╭─ Dataset
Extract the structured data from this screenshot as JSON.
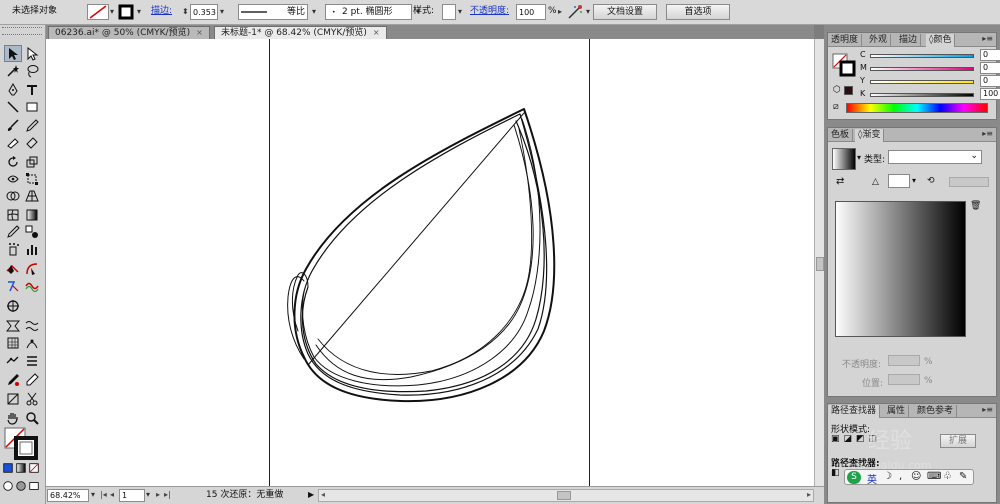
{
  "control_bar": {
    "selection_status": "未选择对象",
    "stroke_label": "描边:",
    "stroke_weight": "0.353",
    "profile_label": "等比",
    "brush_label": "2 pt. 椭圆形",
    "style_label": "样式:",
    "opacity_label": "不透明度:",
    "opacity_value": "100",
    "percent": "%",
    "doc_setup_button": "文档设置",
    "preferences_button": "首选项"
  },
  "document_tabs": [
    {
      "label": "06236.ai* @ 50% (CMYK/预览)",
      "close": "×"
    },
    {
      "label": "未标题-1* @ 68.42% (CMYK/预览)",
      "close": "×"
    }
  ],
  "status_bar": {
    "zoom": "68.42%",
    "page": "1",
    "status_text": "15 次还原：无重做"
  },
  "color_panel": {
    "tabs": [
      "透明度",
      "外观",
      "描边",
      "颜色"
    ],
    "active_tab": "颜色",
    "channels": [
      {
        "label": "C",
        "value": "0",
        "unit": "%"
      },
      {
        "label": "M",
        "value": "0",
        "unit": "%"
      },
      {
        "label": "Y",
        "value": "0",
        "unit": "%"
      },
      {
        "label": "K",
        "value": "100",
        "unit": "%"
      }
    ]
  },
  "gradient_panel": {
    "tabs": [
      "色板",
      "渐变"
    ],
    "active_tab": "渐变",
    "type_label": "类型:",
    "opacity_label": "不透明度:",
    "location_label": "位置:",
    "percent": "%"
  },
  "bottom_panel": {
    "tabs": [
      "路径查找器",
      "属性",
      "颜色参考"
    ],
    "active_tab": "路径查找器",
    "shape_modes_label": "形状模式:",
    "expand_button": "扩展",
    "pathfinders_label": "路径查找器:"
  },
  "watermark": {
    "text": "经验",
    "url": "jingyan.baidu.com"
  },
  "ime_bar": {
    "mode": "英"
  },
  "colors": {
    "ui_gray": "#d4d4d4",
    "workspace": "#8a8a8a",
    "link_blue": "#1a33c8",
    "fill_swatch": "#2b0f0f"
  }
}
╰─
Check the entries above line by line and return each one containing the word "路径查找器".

      "路径查找器",
    "active_tab": "路径查找器",
    "pathfinders_label": "路径查找器:"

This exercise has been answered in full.